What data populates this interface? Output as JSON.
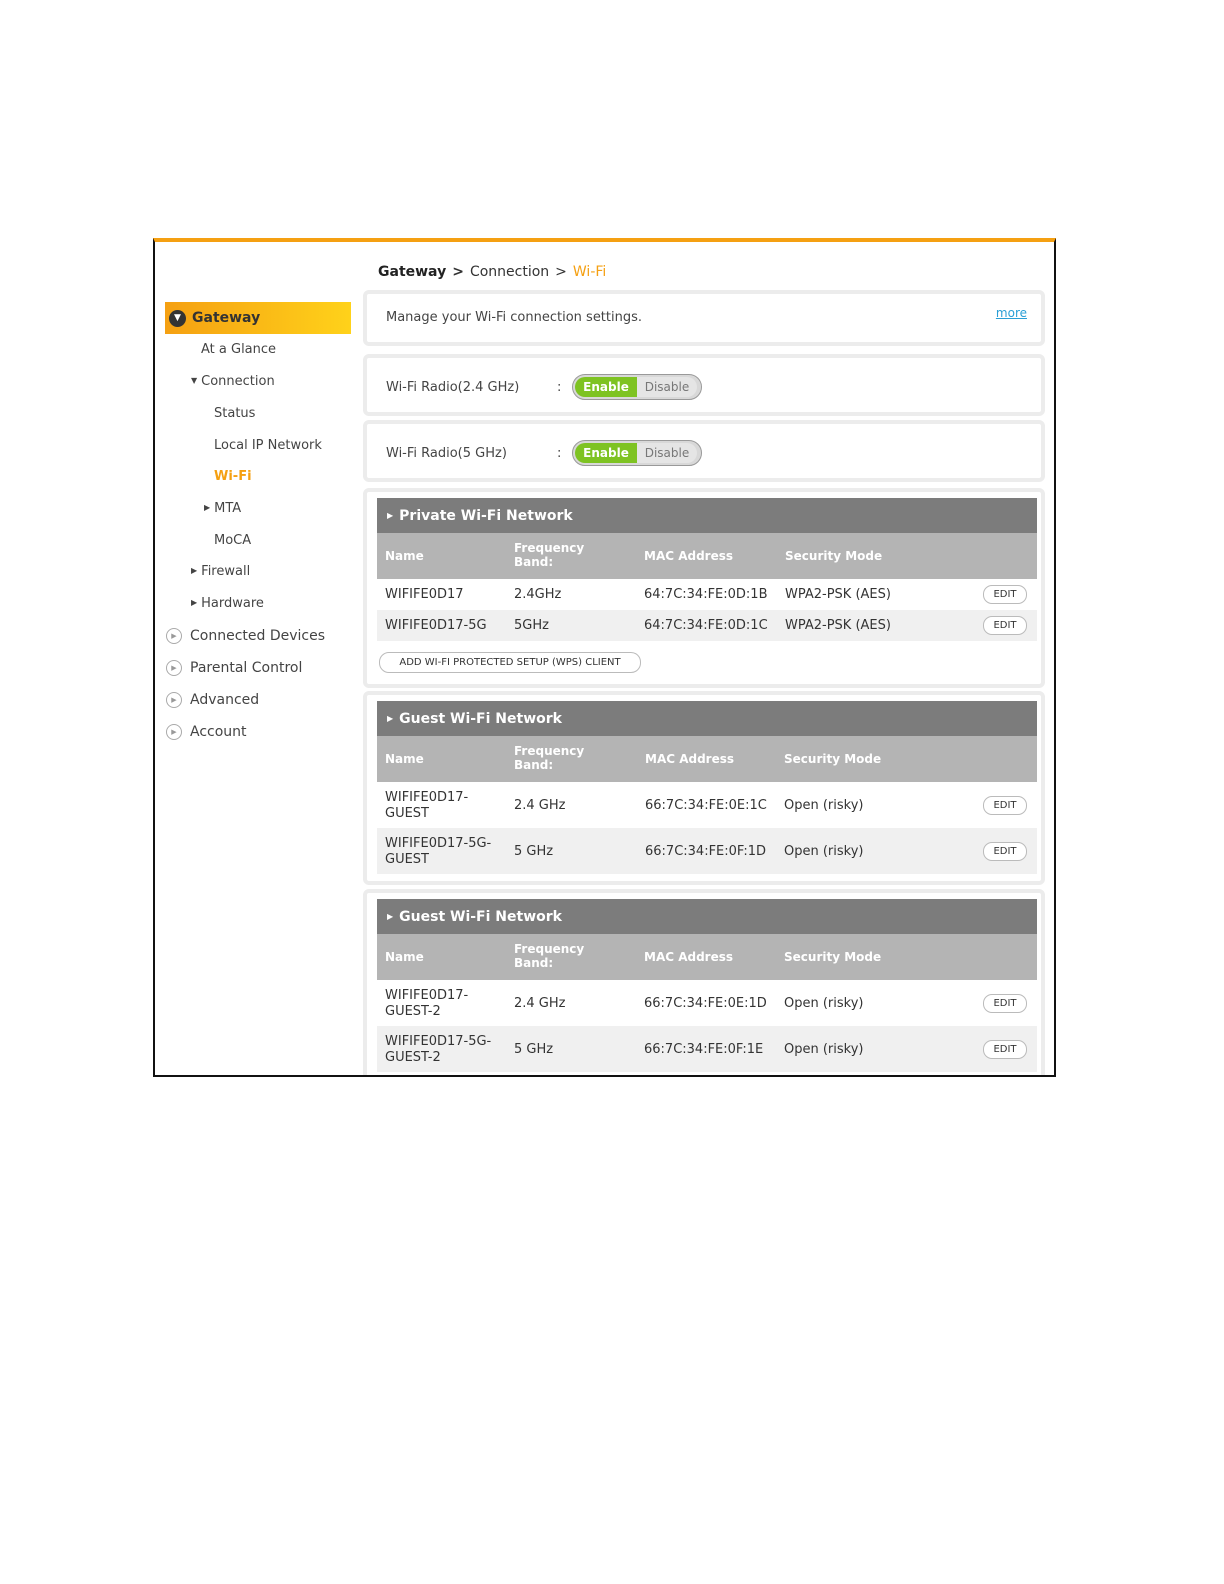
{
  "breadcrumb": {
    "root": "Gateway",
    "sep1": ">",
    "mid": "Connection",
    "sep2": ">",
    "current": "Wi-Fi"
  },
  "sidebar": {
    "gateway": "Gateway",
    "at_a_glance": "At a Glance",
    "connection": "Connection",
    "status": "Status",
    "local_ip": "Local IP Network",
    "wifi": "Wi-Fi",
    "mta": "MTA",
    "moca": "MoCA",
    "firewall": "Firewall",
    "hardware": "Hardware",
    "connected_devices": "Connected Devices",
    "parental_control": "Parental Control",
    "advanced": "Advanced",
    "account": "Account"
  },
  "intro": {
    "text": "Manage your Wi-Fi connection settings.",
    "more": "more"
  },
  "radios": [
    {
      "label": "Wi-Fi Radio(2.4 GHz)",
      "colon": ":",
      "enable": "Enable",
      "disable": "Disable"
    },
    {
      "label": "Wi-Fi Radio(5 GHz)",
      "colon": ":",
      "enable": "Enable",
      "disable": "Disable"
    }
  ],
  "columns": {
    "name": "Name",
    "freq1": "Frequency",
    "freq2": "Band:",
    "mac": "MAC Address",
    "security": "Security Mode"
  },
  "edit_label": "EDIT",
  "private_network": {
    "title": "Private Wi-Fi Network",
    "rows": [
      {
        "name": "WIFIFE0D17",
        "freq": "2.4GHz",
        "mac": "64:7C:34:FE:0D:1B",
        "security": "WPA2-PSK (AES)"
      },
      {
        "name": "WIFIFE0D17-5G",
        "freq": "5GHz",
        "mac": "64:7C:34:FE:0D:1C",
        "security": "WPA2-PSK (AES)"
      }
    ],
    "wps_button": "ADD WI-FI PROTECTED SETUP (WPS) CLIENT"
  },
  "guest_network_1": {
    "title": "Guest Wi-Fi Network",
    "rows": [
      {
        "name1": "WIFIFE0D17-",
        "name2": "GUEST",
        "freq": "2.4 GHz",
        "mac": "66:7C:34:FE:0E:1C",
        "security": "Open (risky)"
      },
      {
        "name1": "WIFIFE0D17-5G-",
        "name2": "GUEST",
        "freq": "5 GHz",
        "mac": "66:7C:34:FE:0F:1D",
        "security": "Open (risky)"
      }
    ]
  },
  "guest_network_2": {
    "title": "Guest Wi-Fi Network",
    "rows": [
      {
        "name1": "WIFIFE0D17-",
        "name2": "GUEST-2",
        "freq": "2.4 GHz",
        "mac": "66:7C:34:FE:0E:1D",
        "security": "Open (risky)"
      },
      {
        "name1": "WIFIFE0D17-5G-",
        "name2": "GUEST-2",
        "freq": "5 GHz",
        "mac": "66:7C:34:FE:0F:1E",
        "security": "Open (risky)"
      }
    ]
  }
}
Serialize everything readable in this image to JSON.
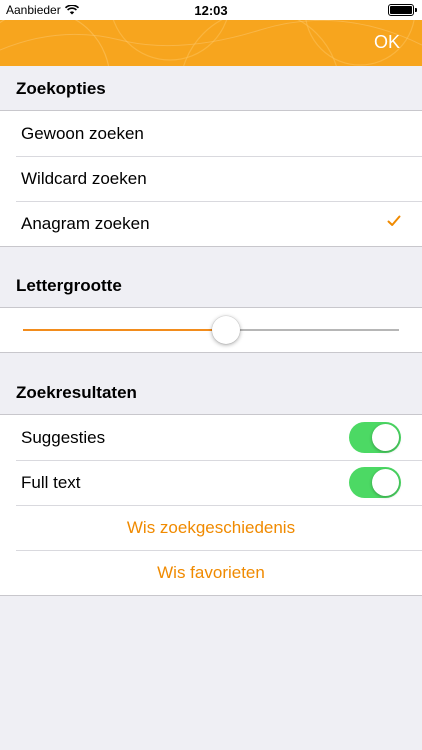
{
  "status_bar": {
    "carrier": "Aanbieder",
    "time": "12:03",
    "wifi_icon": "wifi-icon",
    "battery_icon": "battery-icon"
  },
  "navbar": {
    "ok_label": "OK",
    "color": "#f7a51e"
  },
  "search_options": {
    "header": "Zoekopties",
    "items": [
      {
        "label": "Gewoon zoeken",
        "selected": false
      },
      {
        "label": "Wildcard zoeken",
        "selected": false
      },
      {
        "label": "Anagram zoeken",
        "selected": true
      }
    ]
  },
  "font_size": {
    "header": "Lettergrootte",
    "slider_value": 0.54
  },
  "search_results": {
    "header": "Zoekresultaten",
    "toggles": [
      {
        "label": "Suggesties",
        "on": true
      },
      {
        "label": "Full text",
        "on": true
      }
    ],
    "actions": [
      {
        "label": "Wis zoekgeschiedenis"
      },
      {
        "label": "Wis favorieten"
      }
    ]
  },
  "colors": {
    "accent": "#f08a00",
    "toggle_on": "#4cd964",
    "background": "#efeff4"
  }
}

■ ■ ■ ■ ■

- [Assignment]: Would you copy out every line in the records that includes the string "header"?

- [Your response]:
    "header": "Zoekopties",
    "header": "Lettergrootte",
    "header": "Zoekresultaten",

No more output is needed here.